(Supplied data)
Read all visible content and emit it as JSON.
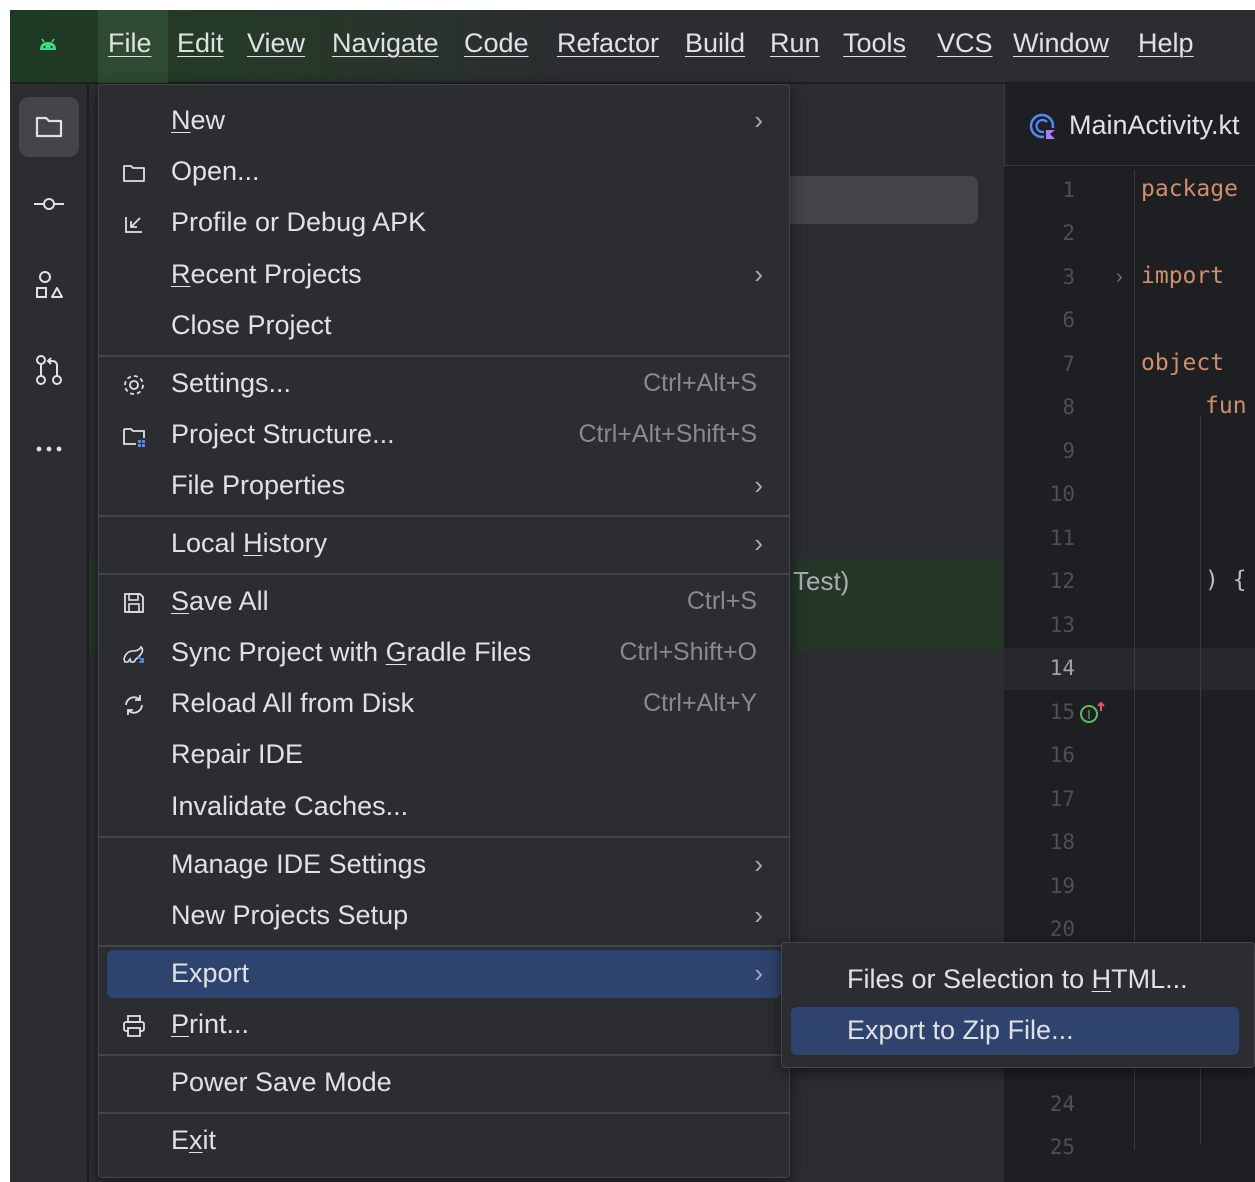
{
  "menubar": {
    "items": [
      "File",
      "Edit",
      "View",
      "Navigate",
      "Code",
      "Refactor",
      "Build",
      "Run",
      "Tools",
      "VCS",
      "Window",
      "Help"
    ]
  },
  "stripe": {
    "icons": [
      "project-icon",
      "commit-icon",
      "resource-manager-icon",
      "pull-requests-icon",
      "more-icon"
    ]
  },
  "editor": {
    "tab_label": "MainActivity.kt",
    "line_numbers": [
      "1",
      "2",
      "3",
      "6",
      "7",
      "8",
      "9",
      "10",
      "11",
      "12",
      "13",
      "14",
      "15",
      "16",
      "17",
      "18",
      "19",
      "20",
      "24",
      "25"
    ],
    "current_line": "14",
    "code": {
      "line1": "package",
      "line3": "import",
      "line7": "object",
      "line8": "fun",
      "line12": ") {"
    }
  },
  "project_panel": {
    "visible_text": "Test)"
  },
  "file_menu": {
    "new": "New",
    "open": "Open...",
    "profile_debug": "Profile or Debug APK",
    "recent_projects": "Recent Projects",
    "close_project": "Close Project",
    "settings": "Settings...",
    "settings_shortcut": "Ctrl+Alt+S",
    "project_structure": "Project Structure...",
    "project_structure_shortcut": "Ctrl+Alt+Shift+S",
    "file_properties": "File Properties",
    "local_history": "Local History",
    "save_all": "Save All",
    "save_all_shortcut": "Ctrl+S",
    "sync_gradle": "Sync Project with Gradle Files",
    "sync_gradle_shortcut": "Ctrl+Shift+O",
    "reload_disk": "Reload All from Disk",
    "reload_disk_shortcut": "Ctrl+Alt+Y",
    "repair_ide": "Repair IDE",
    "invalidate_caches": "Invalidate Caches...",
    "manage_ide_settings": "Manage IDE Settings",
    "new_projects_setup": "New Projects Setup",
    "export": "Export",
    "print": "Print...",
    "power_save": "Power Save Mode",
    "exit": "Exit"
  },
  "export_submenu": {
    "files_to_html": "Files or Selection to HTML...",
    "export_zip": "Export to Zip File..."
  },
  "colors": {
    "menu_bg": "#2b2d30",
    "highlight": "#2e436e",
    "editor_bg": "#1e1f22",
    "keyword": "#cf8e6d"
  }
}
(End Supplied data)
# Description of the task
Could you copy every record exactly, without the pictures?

# Worked solution
Read all visible content and emit it as JSON.
{
  "menubar": {
    "items": [
      "File",
      "Edit",
      "View",
      "Navigate",
      "Code",
      "Refactor",
      "Build",
      "Run",
      "Tools",
      "VCS",
      "Window",
      "Help"
    ]
  },
  "stripe": {
    "icons": [
      "project-icon",
      "commit-icon",
      "resource-manager-icon",
      "pull-requests-icon",
      "more-icon"
    ]
  },
  "editor": {
    "tab_label": "MainActivity.kt",
    "line_numbers": [
      "1",
      "2",
      "3",
      "6",
      "7",
      "8",
      "9",
      "10",
      "11",
      "12",
      "13",
      "14",
      "15",
      "16",
      "17",
      "18",
      "19",
      "20",
      "24",
      "25"
    ],
    "current_line": "14",
    "code": {
      "line1": "package",
      "line3": "import",
      "line7": "object",
      "line8": "fun",
      "line12": ") {"
    }
  },
  "project_panel": {
    "visible_text": "Test)"
  },
  "file_menu": {
    "new": "New",
    "open": "Open...",
    "profile_debug": "Profile or Debug APK",
    "recent_projects": "Recent Projects",
    "close_project": "Close Project",
    "settings": "Settings...",
    "settings_shortcut": "Ctrl+Alt+S",
    "project_structure": "Project Structure...",
    "project_structure_shortcut": "Ctrl+Alt+Shift+S",
    "file_properties": "File Properties",
    "local_history": "Local History",
    "save_all": "Save All",
    "save_all_shortcut": "Ctrl+S",
    "sync_gradle": "Sync Project with Gradle Files",
    "sync_gradle_shortcut": "Ctrl+Shift+O",
    "reload_disk": "Reload All from Disk",
    "reload_disk_shortcut": "Ctrl+Alt+Y",
    "repair_ide": "Repair IDE",
    "invalidate_caches": "Invalidate Caches...",
    "manage_ide_settings": "Manage IDE Settings",
    "new_projects_setup": "New Projects Setup",
    "export": "Export",
    "print": "Print...",
    "power_save": "Power Save Mode",
    "exit": "Exit"
  },
  "export_submenu": {
    "files_to_html": "Files or Selection to HTML...",
    "export_zip": "Export to Zip File..."
  },
  "colors": {
    "menu_bg": "#2b2d30",
    "highlight": "#2e436e",
    "editor_bg": "#1e1f22",
    "keyword": "#cf8e6d"
  }
}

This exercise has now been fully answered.